■ Activity
Only the number is needed: the count of lines in the records with the word "label".
^^^^
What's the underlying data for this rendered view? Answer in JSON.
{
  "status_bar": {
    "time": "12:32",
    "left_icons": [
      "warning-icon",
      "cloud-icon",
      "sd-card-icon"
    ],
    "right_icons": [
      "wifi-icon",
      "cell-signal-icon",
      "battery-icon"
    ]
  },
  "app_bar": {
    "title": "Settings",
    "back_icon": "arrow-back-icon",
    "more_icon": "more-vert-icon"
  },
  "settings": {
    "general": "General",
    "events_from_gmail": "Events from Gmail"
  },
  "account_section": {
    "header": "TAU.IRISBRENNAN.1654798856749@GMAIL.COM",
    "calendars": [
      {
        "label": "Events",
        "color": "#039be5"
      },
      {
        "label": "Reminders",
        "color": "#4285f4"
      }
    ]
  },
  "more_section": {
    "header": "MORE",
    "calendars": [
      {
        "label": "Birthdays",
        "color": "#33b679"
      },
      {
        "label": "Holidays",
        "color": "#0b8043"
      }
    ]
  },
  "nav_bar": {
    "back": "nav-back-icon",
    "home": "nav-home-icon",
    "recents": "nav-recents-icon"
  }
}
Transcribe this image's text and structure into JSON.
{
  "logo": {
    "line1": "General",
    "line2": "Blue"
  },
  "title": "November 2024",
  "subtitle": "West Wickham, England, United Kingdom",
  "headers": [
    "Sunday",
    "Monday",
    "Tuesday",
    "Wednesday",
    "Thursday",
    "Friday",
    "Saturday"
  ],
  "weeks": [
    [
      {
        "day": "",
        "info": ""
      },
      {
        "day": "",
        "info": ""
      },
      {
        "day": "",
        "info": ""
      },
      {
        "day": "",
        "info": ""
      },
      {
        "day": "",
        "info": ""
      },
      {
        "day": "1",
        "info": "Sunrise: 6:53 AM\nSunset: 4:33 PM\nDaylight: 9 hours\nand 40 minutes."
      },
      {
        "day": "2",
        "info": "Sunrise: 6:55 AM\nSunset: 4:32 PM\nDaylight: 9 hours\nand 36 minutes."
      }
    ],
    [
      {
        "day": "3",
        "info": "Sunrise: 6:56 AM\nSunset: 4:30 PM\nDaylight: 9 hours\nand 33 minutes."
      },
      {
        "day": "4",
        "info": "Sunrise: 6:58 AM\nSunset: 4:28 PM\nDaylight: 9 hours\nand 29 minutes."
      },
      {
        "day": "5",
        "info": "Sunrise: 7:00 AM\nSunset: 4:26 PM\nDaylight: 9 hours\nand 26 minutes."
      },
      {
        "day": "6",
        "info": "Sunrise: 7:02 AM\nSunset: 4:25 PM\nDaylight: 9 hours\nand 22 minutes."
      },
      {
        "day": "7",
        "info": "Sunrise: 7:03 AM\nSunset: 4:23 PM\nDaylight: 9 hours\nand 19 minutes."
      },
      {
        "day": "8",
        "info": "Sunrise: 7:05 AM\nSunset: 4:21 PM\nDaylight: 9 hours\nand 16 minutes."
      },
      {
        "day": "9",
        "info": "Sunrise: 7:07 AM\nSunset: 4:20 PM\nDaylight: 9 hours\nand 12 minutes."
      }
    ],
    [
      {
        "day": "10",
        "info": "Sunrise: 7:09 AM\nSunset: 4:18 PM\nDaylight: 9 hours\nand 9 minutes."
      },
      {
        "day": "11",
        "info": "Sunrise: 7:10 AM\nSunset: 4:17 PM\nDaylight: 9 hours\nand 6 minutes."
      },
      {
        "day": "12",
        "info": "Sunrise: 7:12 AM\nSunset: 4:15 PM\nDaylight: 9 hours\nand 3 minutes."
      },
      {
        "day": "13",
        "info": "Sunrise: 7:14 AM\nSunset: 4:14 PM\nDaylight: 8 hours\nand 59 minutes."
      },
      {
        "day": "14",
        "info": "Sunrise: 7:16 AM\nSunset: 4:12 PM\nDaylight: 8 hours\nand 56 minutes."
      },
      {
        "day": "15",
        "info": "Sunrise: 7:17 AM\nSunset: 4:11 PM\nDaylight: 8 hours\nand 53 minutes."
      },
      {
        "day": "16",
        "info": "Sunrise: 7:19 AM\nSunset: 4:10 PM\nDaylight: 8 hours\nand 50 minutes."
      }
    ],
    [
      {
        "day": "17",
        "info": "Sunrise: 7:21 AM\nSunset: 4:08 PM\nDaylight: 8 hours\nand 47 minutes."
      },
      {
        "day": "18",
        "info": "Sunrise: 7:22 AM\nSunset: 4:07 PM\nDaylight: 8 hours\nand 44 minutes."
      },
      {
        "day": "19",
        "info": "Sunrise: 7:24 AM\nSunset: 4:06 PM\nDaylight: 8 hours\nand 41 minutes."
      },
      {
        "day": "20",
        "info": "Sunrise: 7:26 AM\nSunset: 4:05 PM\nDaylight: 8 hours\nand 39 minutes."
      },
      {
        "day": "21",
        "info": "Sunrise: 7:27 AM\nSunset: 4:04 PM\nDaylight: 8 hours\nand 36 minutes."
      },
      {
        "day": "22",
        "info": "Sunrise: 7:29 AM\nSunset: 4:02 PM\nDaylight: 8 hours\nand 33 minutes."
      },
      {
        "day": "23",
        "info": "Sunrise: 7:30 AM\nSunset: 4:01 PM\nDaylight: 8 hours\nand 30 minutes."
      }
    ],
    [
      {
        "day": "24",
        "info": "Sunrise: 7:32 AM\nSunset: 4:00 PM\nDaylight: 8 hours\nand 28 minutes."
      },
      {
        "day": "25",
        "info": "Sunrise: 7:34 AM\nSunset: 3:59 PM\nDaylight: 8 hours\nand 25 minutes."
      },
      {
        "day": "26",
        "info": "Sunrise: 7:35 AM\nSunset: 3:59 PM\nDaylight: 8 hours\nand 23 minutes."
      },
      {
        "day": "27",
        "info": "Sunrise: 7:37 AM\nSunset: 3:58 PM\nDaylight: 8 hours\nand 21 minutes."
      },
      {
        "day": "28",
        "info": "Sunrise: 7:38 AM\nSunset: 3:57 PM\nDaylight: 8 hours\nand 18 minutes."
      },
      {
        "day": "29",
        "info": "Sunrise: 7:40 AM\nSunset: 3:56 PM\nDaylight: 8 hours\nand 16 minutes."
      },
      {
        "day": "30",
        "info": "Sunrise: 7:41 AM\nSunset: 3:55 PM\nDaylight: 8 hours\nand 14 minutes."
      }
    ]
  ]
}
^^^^
■ Task answer
4